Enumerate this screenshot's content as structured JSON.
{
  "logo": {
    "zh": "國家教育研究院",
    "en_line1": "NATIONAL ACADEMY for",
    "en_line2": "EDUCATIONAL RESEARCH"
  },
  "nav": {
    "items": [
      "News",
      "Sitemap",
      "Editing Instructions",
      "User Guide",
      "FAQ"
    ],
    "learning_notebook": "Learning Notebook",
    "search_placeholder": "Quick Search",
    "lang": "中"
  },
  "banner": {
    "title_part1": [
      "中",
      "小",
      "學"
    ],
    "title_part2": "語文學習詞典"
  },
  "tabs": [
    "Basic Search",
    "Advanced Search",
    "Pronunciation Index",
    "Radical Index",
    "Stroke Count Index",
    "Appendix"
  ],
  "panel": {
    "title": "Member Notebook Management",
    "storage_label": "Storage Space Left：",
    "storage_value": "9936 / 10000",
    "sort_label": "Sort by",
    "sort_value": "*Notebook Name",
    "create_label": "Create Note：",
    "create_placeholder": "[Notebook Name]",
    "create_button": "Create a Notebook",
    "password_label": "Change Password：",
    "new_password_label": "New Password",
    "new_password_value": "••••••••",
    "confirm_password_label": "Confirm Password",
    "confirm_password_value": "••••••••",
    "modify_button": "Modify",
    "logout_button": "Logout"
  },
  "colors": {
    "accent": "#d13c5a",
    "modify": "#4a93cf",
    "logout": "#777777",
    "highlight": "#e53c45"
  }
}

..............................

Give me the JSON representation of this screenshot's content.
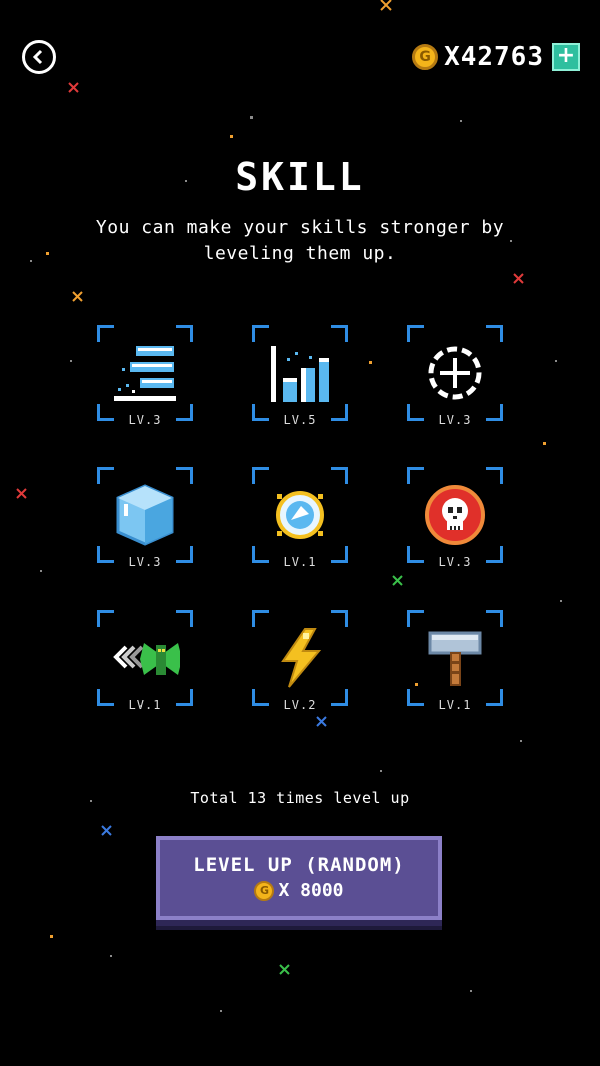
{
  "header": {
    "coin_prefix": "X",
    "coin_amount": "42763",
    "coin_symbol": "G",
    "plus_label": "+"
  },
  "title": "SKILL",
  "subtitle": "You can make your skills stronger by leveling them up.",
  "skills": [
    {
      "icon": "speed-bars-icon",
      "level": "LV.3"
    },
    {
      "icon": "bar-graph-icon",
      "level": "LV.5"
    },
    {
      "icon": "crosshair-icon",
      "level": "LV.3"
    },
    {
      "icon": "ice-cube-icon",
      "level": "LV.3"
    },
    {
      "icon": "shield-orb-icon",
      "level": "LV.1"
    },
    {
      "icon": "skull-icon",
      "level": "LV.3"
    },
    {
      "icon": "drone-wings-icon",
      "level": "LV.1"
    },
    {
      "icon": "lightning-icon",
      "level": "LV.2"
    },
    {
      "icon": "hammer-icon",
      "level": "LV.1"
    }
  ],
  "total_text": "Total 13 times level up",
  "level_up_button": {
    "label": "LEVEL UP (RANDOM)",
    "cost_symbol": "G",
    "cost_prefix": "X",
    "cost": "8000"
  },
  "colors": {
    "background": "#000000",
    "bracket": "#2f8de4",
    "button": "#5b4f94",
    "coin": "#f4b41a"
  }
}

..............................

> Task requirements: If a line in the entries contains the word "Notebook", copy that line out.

> Exercise output:
    "learning_notebook": "Learning Notebook",
    "title": "Member Notebook Management",
    "sort_value": "*Notebook Name",
    "create_placeholder": "[Notebook Name]",
    "create_button": "Create a Notebook",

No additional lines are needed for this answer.